The lack of a local four speed manual also became more of an issue with the heavier Pacer. Although the brilliant new 265 engine made the VH Pacer the fastest and arguably most desirable sporty six cylinder sedan made in Australia, it would have been so much better with a four speed manual. By the time a four speed manual was offered, the focus had moved to the Charger and only a tiny number (37 according to some estimates) of Pacers were sold with this gearbox.

This is what Australians should have been looking at in 1971. By the late 1970s-early 1980s, it all looked a little tragic against the VB Commodore and XD Falcon although better late than never. Note the upper bodyside pinstripe and C-pillar accent which was closer to the side glass line and rising rear profile that the Australians wanted. No less than the CL-CM’s four headlight front and separate grille were needed in 1971 to lift the Valiant back into its cut-above positioning after the tired VF-VG. Instead, Chrysler US appointed a US cost-cutter as local chief in 1973 who then berated and slashed local staff who had been trying to market a design that needed to lose its US excesses immediately.  



The VH Valiant was a courageous effort and had the right ingredients to underwrite a future for Chrysler Australia independent of the parent company’s financial strife. It would be too easy to blame the lack of funds for the VH’s shortcomings. The real culprit was the offshore priorities of a development team totally out of touch with changing Australian tastes and requirements. As Australian roads improved dramatically, a car’s ability to handle high speed bends and sudden changes in road surface without stressing the driver had become more important.

Instead of the white elephant VH/CH hardtop, which sold only 1420 examples across both model ranges, adding face level flow-through ventilation, centring the engine and attaching the steering to the K-frame as Chrysler US did in 1962, were far more important objectives that remained unaddressed.

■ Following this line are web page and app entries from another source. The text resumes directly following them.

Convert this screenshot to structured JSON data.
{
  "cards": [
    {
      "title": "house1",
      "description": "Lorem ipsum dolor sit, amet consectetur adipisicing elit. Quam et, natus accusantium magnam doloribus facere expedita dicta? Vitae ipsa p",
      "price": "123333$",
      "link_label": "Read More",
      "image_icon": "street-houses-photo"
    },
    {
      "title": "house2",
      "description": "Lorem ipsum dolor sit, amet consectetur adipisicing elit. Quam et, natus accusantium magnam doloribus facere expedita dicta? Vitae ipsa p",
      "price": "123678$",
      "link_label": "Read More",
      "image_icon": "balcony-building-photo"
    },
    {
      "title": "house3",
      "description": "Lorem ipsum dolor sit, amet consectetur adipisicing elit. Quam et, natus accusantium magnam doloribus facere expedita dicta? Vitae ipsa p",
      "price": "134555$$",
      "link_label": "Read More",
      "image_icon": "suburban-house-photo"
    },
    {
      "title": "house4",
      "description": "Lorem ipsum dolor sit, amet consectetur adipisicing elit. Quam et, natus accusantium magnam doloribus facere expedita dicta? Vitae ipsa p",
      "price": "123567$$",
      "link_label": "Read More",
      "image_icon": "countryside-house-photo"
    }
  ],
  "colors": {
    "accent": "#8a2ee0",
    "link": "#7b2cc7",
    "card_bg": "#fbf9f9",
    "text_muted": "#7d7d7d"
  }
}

Yet none of this would have worked either if the styling issues were not addressed. Both Brian Smyth from Australia and Bob Hubbach from the US knew exactly what was needed for the Australian market as proven by their combined efforts with the Charger yet both were ignored when it came to the rest of the range.

Chrysler destroyed almost everything it touched during this period and to hope Australia might avoid its poor judgement and sometimes witless management which brought the parent company to its knees proved ultimately futile. By the end of 1973, most of those who could turn this around had left.